TASK STATEMENT:
The records that follow must be reproduced in full, exactly as written.

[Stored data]
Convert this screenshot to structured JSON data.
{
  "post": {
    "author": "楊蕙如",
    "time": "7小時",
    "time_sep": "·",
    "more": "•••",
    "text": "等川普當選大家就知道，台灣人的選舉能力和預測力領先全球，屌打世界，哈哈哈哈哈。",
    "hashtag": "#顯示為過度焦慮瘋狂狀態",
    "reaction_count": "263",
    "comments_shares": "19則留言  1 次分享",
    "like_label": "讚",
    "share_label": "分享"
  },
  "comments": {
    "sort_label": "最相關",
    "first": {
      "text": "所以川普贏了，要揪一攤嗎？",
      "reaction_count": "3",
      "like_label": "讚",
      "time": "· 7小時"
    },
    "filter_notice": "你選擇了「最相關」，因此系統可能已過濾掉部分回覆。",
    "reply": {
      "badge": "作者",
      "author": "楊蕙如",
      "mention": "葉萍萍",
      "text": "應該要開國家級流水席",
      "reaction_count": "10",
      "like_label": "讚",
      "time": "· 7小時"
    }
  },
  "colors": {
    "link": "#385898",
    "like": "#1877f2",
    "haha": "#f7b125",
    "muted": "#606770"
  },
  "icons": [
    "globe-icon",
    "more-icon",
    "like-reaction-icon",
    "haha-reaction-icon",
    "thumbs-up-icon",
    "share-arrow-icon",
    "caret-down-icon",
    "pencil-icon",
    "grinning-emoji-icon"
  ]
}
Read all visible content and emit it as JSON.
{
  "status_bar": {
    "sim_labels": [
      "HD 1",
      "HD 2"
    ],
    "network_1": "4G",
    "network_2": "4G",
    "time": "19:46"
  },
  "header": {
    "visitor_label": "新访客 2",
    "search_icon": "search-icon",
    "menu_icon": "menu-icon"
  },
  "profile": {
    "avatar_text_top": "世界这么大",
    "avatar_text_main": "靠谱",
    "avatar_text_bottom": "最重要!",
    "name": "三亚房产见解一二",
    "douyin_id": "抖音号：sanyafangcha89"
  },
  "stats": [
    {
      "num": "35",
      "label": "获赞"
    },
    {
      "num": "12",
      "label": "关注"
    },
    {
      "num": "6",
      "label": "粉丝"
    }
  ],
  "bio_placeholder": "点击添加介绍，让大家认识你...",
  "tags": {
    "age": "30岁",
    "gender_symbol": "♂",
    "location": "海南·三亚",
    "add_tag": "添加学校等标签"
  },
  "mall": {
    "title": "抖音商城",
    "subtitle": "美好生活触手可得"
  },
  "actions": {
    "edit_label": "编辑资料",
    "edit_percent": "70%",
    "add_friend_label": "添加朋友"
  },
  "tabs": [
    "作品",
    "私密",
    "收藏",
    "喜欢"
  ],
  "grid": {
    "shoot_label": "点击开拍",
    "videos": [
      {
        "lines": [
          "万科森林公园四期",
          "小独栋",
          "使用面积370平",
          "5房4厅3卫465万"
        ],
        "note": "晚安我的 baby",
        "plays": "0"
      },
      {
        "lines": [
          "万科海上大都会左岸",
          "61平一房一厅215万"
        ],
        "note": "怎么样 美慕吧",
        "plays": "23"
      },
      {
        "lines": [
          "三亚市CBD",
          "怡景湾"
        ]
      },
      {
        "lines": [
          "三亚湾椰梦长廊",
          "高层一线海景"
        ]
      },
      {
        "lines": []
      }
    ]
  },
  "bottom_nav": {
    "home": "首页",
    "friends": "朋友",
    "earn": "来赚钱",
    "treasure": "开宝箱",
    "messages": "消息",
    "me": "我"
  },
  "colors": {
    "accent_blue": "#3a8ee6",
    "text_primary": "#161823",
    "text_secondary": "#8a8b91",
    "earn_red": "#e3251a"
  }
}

EXPECTED ANSWER:
Convert this screenshot to structured JSON data.
{
  "post": {
    "author": "楊蕙如",
    "time": "7小時",
    "time_sep": "·",
    "more": "•••",
    "text": "等川普當選大家就知道，台灣人的選舉能力和預測力領先全球，屌打世界，哈哈哈哈哈。",
    "hashtag": "#顯示為過度焦慮瘋狂狀態",
    "reaction_count": "263",
    "comments_shares": "19則留言  1 次分享",
    "like_label": "讚",
    "share_label": "分享"
  },
  "comments": {
    "sort_label": "最相關",
    "first": {
      "text": "所以川普贏了，要揪一攤嗎？",
      "reaction_count": "3",
      "like_label": "讚",
      "time": "· 7小時"
    },
    "filter_notice": "你選擇了「最相關」，因此系統可能已過濾掉部分回覆。",
    "reply": {
      "badge": "作者",
      "author": "楊蕙如",
      "mention": "葉萍萍",
      "text": "應該要開國家級流水席",
      "reaction_count": "10",
      "like_label": "讚",
      "time": "· 7小時"
    }
  },
  "colors": {
    "link": "#385898",
    "like": "#1877f2",
    "haha": "#f7b125",
    "muted": "#606770"
  },
  "icons": [
    "globe-icon",
    "more-icon",
    "like-reaction-icon",
    "haha-reaction-icon",
    "thumbs-up-icon",
    "share-arrow-icon",
    "caret-down-icon",
    "pencil-icon",
    "grinning-emoji-icon"
  ]
}
Read all visible content and emit it as JSON.
{
  "status_bar": {
    "sim_labels": [
      "HD 1",
      "HD 2"
    ],
    "network_1": "4G",
    "network_2": "4G",
    "time": "19:46"
  },
  "header": {
    "visitor_label": "新访客 2",
    "search_icon": "search-icon",
    "menu_icon": "menu-icon"
  },
  "profile": {
    "avatar_text_top": "世界这么大",
    "avatar_text_main": "靠谱",
    "avatar_text_bottom": "最重要!",
    "name": "三亚房产见解一二",
    "douyin_id": "抖音号：sanyafangcha89"
  },
  "stats": [
    {
      "num": "35",
      "label": "获赞"
    },
    {
      "num": "12",
      "label": "关注"
    },
    {
      "num": "6",
      "label": "粉丝"
    }
  ],
  "bio_placeholder": "点击添加介绍，让大家认识你...",
  "tags": {
    "age": "30岁",
    "gender_symbol": "♂",
    "location": "海南·三亚",
    "add_tag": "添加学校等标签"
  },
  "mall": {
    "title": "抖音商城",
    "subtitle": "美好生活触手可得"
  },
  "actions": {
    "edit_label": "编辑资料",
    "edit_percent": "70%",
    "add_friend_label": "添加朋友"
  },
  "tabs": [
    "作品",
    "私密",
    "收藏",
    "喜欢"
  ],
  "grid": {
    "shoot_label": "点击开拍",
    "videos": [
      {
        "lines": [
          "万科森林公园四期",
          "小独栋",
          "使用面积370平",
          "5房4厅3卫465万"
        ],
        "note": "晚安我的 baby",
        "plays": "0"
      },
      {
        "lines": [
          "万科海上大都会左岸",
          "61平一房一厅215万"
        ],
        "note": "怎么样 美慕吧",
        "plays": "23"
      },
      {
        "lines": [
          "三亚市CBD",
          "怡景湾"
        ]
      },
      {
        "lines": [
          "三亚湾椰梦长廊",
          "高层一线海景"
        ]
      },
      {
        "lines": []
      }
    ]
  },
  "bottom_nav": {
    "home": "首页",
    "friends": "朋友",
    "earn": "来赚钱",
    "treasure": "开宝箱",
    "messages": "消息",
    "me": "我"
  },
  "colors": {
    "accent_blue": "#3a8ee6",
    "text_primary": "#161823",
    "text_secondary": "#8a8b91",
    "earn_red": "#e3251a"
  }
}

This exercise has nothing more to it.